• **PROVIDED MATERIAL**:

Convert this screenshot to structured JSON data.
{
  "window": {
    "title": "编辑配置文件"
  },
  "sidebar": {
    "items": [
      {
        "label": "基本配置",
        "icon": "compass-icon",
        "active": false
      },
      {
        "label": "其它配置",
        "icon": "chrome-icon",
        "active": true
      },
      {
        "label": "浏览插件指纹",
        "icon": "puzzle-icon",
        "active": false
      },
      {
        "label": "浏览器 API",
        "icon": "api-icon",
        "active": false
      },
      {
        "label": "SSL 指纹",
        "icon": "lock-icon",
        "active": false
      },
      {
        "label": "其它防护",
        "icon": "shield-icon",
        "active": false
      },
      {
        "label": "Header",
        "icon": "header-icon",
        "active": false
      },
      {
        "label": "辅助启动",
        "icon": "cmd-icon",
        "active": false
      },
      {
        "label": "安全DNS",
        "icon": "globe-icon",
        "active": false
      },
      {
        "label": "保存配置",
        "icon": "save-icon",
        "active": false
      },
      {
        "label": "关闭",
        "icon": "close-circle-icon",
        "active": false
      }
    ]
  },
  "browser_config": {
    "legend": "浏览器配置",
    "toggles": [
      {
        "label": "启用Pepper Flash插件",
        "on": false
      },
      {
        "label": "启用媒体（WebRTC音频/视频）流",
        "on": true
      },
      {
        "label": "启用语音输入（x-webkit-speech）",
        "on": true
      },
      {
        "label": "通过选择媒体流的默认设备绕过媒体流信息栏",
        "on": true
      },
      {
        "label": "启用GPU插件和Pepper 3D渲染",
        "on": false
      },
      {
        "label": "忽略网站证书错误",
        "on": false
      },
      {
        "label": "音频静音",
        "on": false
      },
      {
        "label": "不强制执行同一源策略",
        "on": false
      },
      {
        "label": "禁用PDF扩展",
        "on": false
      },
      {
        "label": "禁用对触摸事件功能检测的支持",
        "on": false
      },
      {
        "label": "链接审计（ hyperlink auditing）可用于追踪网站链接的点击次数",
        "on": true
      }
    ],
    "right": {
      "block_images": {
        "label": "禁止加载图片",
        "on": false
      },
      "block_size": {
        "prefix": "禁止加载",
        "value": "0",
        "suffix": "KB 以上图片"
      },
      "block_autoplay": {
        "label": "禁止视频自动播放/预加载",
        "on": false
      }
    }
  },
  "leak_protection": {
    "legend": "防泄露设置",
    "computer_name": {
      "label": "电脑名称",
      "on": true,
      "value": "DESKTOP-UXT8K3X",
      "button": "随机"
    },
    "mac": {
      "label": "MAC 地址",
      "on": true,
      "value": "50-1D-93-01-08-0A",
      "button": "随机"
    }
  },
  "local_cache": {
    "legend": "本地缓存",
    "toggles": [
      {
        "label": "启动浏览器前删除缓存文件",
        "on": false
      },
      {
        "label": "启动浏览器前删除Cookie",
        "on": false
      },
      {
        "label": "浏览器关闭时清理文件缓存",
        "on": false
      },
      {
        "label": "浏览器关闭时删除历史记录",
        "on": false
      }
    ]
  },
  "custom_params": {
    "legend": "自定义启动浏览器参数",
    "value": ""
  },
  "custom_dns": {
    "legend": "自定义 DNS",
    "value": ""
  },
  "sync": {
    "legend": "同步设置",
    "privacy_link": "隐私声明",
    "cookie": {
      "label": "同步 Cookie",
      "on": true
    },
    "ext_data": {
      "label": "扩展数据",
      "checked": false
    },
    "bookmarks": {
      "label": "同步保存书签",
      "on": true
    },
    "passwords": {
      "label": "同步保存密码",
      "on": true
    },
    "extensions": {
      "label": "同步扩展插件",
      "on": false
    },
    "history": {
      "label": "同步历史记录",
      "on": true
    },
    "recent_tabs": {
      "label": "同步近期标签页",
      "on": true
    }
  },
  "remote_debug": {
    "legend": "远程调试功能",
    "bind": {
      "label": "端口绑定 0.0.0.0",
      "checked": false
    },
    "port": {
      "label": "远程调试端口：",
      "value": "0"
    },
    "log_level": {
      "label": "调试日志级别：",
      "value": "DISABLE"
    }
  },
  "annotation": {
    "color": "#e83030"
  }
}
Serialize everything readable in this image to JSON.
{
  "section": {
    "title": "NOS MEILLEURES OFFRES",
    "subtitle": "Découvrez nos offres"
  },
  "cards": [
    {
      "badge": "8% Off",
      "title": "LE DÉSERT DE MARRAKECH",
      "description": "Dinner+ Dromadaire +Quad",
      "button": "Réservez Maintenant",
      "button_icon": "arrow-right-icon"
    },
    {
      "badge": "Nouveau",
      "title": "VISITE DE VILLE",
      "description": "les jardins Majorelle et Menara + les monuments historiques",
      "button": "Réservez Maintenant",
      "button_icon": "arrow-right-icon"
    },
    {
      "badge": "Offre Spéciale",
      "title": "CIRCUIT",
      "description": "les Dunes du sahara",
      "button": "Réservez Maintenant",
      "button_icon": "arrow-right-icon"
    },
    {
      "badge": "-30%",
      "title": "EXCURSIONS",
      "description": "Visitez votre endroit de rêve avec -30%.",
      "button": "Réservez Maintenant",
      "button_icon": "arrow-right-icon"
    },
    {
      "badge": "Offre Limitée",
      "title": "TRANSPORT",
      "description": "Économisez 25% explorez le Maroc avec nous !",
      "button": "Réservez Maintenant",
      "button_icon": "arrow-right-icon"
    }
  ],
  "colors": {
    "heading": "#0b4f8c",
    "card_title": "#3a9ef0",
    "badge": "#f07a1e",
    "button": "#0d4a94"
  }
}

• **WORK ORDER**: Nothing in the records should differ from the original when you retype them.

• **EXERCISE SOLUTION**:
Convert this screenshot to structured JSON data.
{
  "window": {
    "title": "编辑配置文件"
  },
  "sidebar": {
    "items": [
      {
        "label": "基本配置",
        "icon": "compass-icon",
        "active": false
      },
      {
        "label": "其它配置",
        "icon": "chrome-icon",
        "active": true
      },
      {
        "label": "浏览插件指纹",
        "icon": "puzzle-icon",
        "active": false
      },
      {
        "label": "浏览器 API",
        "icon": "api-icon",
        "active": false
      },
      {
        "label": "SSL 指纹",
        "icon": "lock-icon",
        "active": false
      },
      {
        "label": "其它防护",
        "icon": "shield-icon",
        "active": false
      },
      {
        "label": "Header",
        "icon": "header-icon",
        "active": false
      },
      {
        "label": "辅助启动",
        "icon": "cmd-icon",
        "active": false
      },
      {
        "label": "安全DNS",
        "icon": "globe-icon",
        "active": false
      },
      {
        "label": "保存配置",
        "icon": "save-icon",
        "active": false
      },
      {
        "label": "关闭",
        "icon": "close-circle-icon",
        "active": false
      }
    ]
  },
  "browser_config": {
    "legend": "浏览器配置",
    "toggles": [
      {
        "label": "启用Pepper Flash插件",
        "on": false
      },
      {
        "label": "启用媒体（WebRTC音频/视频）流",
        "on": true
      },
      {
        "label": "启用语音输入（x-webkit-speech）",
        "on": true
      },
      {
        "label": "通过选择媒体流的默认设备绕过媒体流信息栏",
        "on": true
      },
      {
        "label": "启用GPU插件和Pepper 3D渲染",
        "on": false
      },
      {
        "label": "忽略网站证书错误",
        "on": false
      },
      {
        "label": "音频静音",
        "on": false
      },
      {
        "label": "不强制执行同一源策略",
        "on": false
      },
      {
        "label": "禁用PDF扩展",
        "on": false
      },
      {
        "label": "禁用对触摸事件功能检测的支持",
        "on": false
      },
      {
        "label": "链接审计（ hyperlink auditing）可用于追踪网站链接的点击次数",
        "on": true
      }
    ],
    "right": {
      "block_images": {
        "label": "禁止加载图片",
        "on": false
      },
      "block_size": {
        "prefix": "禁止加载",
        "value": "0",
        "suffix": "KB 以上图片"
      },
      "block_autoplay": {
        "label": "禁止视频自动播放/预加载",
        "on": false
      }
    }
  },
  "leak_protection": {
    "legend": "防泄露设置",
    "computer_name": {
      "label": "电脑名称",
      "on": true,
      "value": "DESKTOP-UXT8K3X",
      "button": "随机"
    },
    "mac": {
      "label": "MAC 地址",
      "on": true,
      "value": "50-1D-93-01-08-0A",
      "button": "随机"
    }
  },
  "local_cache": {
    "legend": "本地缓存",
    "toggles": [
      {
        "label": "启动浏览器前删除缓存文件",
        "on": false
      },
      {
        "label": "启动浏览器前删除Cookie",
        "on": false
      },
      {
        "label": "浏览器关闭时清理文件缓存",
        "on": false
      },
      {
        "label": "浏览器关闭时删除历史记录",
        "on": false
      }
    ]
  },
  "custom_params": {
    "legend": "自定义启动浏览器参数",
    "value": ""
  },
  "custom_dns": {
    "legend": "自定义 DNS",
    "value": ""
  },
  "sync": {
    "legend": "同步设置",
    "privacy_link": "隐私声明",
    "cookie": {
      "label": "同步 Cookie",
      "on": true
    },
    "ext_data": {
      "label": "扩展数据",
      "checked": false
    },
    "bookmarks": {
      "label": "同步保存书签",
      "on": true
    },
    "passwords": {
      "label": "同步保存密码",
      "on": true
    },
    "extensions": {
      "label": "同步扩展插件",
      "on": false
    },
    "history": {
      "label": "同步历史记录",
      "on": true
    },
    "recent_tabs": {
      "label": "同步近期标签页",
      "on": true
    }
  },
  "remote_debug": {
    "legend": "远程调试功能",
    "bind": {
      "label": "端口绑定 0.0.0.0",
      "checked": false
    },
    "port": {
      "label": "远程调试端口：",
      "value": "0"
    },
    "log_level": {
      "label": "调试日志级别：",
      "value": "DISABLE"
    }
  },
  "annotation": {
    "color": "#e83030"
  }
}
Serialize everything readable in this image to JSON.
{
  "section": {
    "title": "NOS MEILLEURES OFFRES",
    "subtitle": "Découvrez nos offres"
  },
  "cards": [
    {
      "badge": "8% Off",
      "title": "LE DÉSERT DE MARRAKECH",
      "description": "Dinner+ Dromadaire +Quad",
      "button": "Réservez Maintenant",
      "button_icon": "arrow-right-icon"
    },
    {
      "badge": "Nouveau",
      "title": "VISITE DE VILLE",
      "description": "les jardins Majorelle et Menara + les monuments historiques",
      "button": "Réservez Maintenant",
      "button_icon": "arrow-right-icon"
    },
    {
      "badge": "Offre Spéciale",
      "title": "CIRCUIT",
      "description": "les Dunes du sahara",
      "button": "Réservez Maintenant",
      "button_icon": "arrow-right-icon"
    },
    {
      "badge": "-30%",
      "title": "EXCURSIONS",
      "description": "Visitez votre endroit de rêve avec -30%.",
      "button": "Réservez Maintenant",
      "button_icon": "arrow-right-icon"
    },
    {
      "badge": "Offre Limitée",
      "title": "TRANSPORT",
      "description": "Économisez 25% explorez le Maroc avec nous !",
      "button": "Réservez Maintenant",
      "button_icon": "arrow-right-icon"
    }
  ],
  "colors": {
    "heading": "#0b4f8c",
    "card_title": "#3a9ef0",
    "badge": "#f07a1e",
    "button": "#0d4a94"
  }
}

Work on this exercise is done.